Venezuela's automobile production plummeted 82 percent in the first three quarters of 2014, a casualty of the shortage in imported materials, an industry group said in its monthly report Monday.
This year has been called the worst ever for Venezuela's automobile industry by spokesmen from automakers as well as union representatives.
As of September, the total number of vehicles produced was 10,286, less than a fifth of the 58,073 vehicles sent from assembly lines between January and September 2013, the Automotive Chamber of Venezuela reported.
Two companies, truckmaker Mack and automaker Chrysler of Venezuela, have not produced any vehicles for the past five months.

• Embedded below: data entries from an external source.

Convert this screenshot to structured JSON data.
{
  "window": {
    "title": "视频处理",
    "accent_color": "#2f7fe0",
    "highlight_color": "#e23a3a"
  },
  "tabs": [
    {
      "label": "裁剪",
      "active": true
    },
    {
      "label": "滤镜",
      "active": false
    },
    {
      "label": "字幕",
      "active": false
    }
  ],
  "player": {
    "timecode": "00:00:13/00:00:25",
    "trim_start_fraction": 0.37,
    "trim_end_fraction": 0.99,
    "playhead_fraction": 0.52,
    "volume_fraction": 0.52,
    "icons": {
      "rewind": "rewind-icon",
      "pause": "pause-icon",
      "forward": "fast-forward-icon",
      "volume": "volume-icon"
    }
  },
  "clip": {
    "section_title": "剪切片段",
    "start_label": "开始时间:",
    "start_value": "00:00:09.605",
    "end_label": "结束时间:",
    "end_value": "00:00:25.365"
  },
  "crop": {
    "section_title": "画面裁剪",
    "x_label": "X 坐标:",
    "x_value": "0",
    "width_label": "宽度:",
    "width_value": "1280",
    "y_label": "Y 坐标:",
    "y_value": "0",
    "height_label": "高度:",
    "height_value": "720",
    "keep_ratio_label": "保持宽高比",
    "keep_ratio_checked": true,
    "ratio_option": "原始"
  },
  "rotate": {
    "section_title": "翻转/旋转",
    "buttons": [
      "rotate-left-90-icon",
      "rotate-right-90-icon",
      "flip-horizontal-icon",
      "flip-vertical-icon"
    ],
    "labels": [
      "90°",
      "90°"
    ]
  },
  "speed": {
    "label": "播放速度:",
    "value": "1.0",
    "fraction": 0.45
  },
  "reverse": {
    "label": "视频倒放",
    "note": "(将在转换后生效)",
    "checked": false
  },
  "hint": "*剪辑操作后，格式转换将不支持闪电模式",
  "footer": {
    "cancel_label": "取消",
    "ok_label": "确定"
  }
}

Automakers in the Latin American country have been slowing or shutting down manufacturing plants and factories due a lack of foreign currency to import parts and materials, prompting the collapse in production as well as related labor problems.
On top of the problems of importing the raw materials, the government also sharply regulates sales prices for new cars, leaving automakers with little incentive to maintain investment in production.
The plunge in automobile manufacturing comes amid a Venezuela economy in crisis, with annual inflation of more than 60 percent, President Nicolas Maduro's socialist government battling crippling shortages of basic goods and dollars in short supply because of strict foreign exchange controls.
The foreign currency shortage has also led to a near $2 billion debt owed to manufacturers. Caracas require companies to sell products in bolivars, the national currency, on the government promise to reimburse them in dollars.